Natural gas is soon emerging as a highly preferred fuel due to its high efficiency and cost effectiveness. Over the past year, the surplus production of liquid natural gas (LNG) in the U.S. has given impetus to the prospect of LNG exports to strategic allies. The United States and India are two of the world’s top five energy consumers. To date, policy debates have focused on finding sustainable ways to satisfy the ever-expanding demand for energy by advanced economies and big emerging markets such as India and China. Now, as the global energy landscape shifts, and as the Indian economy continues to grow rapidly, increasing U.S. energy exports to the region is becoming a win-win proposition. Taking this into consideration, a bill H.R 2471, the “Expedite Our Economy Act of 2013”, has been introduced by Congressman Ted Poe, Chairman of the Subcommittee on Terrorism, Non-proliferation and Trade to amend the existing Department of Energy Organization Act. The bill aims to completely transfer regulatory authority over exports of natural gas from the Department of Energy (DOE) to the Federal Energy Regulatory Commission.

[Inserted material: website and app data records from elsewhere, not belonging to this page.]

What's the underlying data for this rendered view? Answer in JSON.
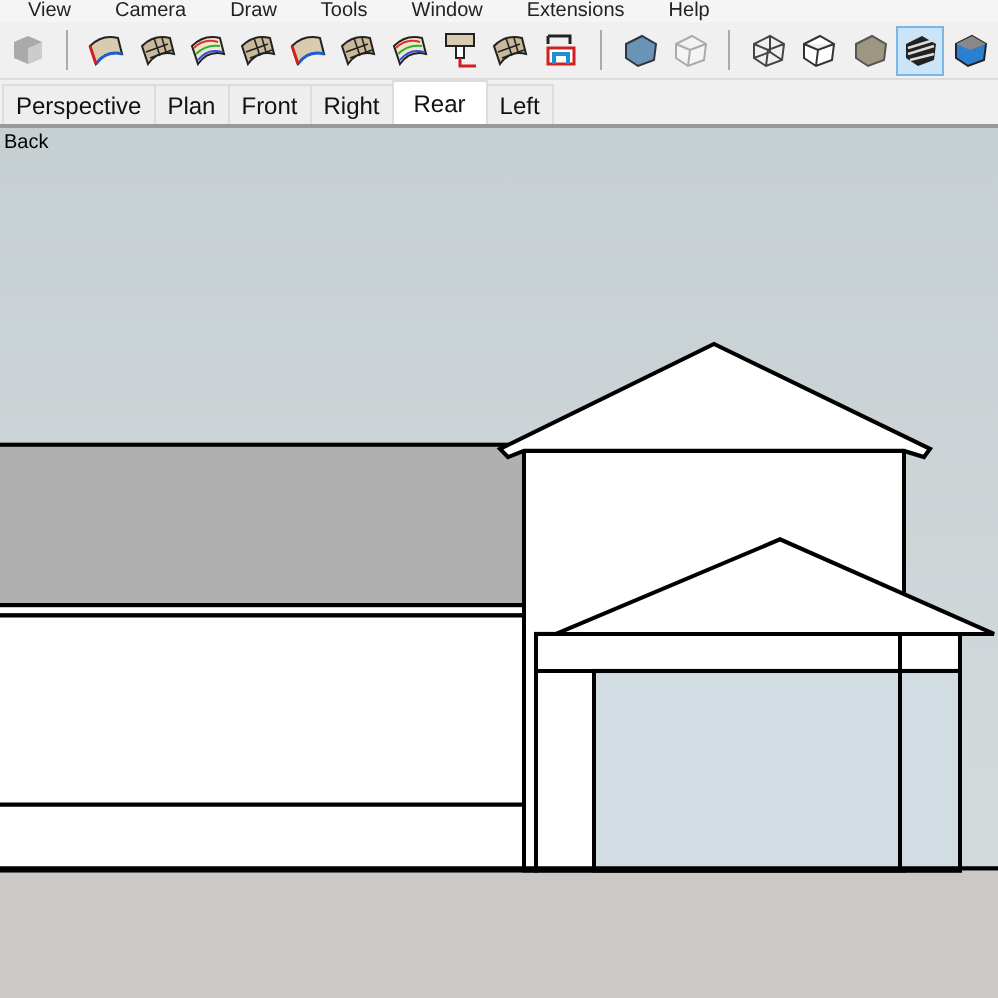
{
  "menu": [
    "View",
    "Camera",
    "Draw",
    "Tools",
    "Window",
    "Extensions",
    "Help"
  ],
  "toolbar": [
    {
      "kind": "component",
      "selected": false
    },
    {
      "kind": "surface",
      "selected": false
    },
    {
      "kind": "surface-grid",
      "selected": false
    },
    {
      "kind": "surface-rainbow",
      "selected": false
    },
    {
      "kind": "surface-grid",
      "selected": false
    },
    {
      "kind": "surface",
      "selected": false
    },
    {
      "kind": "surface-grid",
      "selected": false
    },
    {
      "kind": "surface-rainbow",
      "selected": false
    },
    {
      "kind": "stamp",
      "selected": false
    },
    {
      "kind": "surface-grid",
      "selected": false
    },
    {
      "kind": "section",
      "selected": false
    },
    {
      "kind": "xray-cube",
      "selected": false
    },
    {
      "kind": "back-edges-cube",
      "selected": false
    },
    {
      "kind": "wire-cube",
      "selected": false
    },
    {
      "kind": "hidden-cube",
      "selected": false
    },
    {
      "kind": "shaded-cube",
      "selected": false
    },
    {
      "kind": "textured-cube",
      "selected": true
    },
    {
      "kind": "mono-cube",
      "selected": false
    }
  ],
  "tabs": [
    {
      "label": "Perspective",
      "selected": false
    },
    {
      "label": "Plan",
      "selected": false
    },
    {
      "label": "Front",
      "selected": false
    },
    {
      "label": "Right",
      "selected": false
    },
    {
      "label": "Rear",
      "selected": true
    },
    {
      "label": "Left",
      "selected": false
    }
  ],
  "viewport": {
    "label": "Back"
  }
}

The bill proposes to make it easier for companies to export U.S. surplus of natural gas, creating new jobs, boosting the economy, and strengthening international trade relationships. For countries like India that do not have a Free Trade Area( FTA) with the U.S., the Natural Gas Act directs the Department of Energy to grant export authorizations unless the Department finds that the proposed exports will not be consistent with public interest. This bill will remove Department of Energy from the LNG export permitting process. Congressman Ted Poe has urged lawmakers to cosponsor H.R. 2471, The heart of the matter is that the U.S. move to free LNG exports to the non-FTA countries is not an “India-centric” move. Let us say, India could be a “stakeholder.” The decision takes into account a variety of factors, which include the persisting demands of competing countries such as China and Japan whose companies have been aggressively participating in shale gas activities in the U.S. through stake purchases and forming joint ventures.
But the decision paves the way for India, which does not have a FTA with the US, to get its companies to seek similar licenses for import of much needed gas from the United States. The existing federal law generally requires approval of natural gas exports to countries that have an FTA with the United States.
“It is time to remove bureaucratic roadblocks and take the Department of Energy out of the approval process for natural gas exports,” said Congressman Poe. “Unnecessary federal red tape is the only thing standing in the way of the United States exporting natural gas. Exporting natural gas would grow our economy and create thousands of new jobs. Washington should be supporting, not stonewalling, the development and exportation of this valuable resource. ”
Dominion Resources Inc. has announced deals with Indian and Japanese companies to export liquefied natural gas from a proposed export plant in Maryland as it hopes it will obtain permission from U.S. authorities to export LNG to these customers by 2017. Affiliates of India’s state-controlled natural-gas processing and distributing company Gail Ltd have signed 20-year agreements to buy half of the proposed plant capacity.
The United States India Political Action Committee (USINPAC) has been constantly working for the past several months with the lawmakers at the Capitol Hill to expedite the export of natural gas between U.S and India. It has been closely working with the Subcommittee on Terrorism, Non-proliferation and Trade that held the recent Congressional Hearing on the LNG export issue in April 2013.
If the bill proposed by Congressman Poe is passed in both the House and the Senate, the India and the U.S. will be able to significantly strengthen their economic and political relations and herald an era of energy security for India.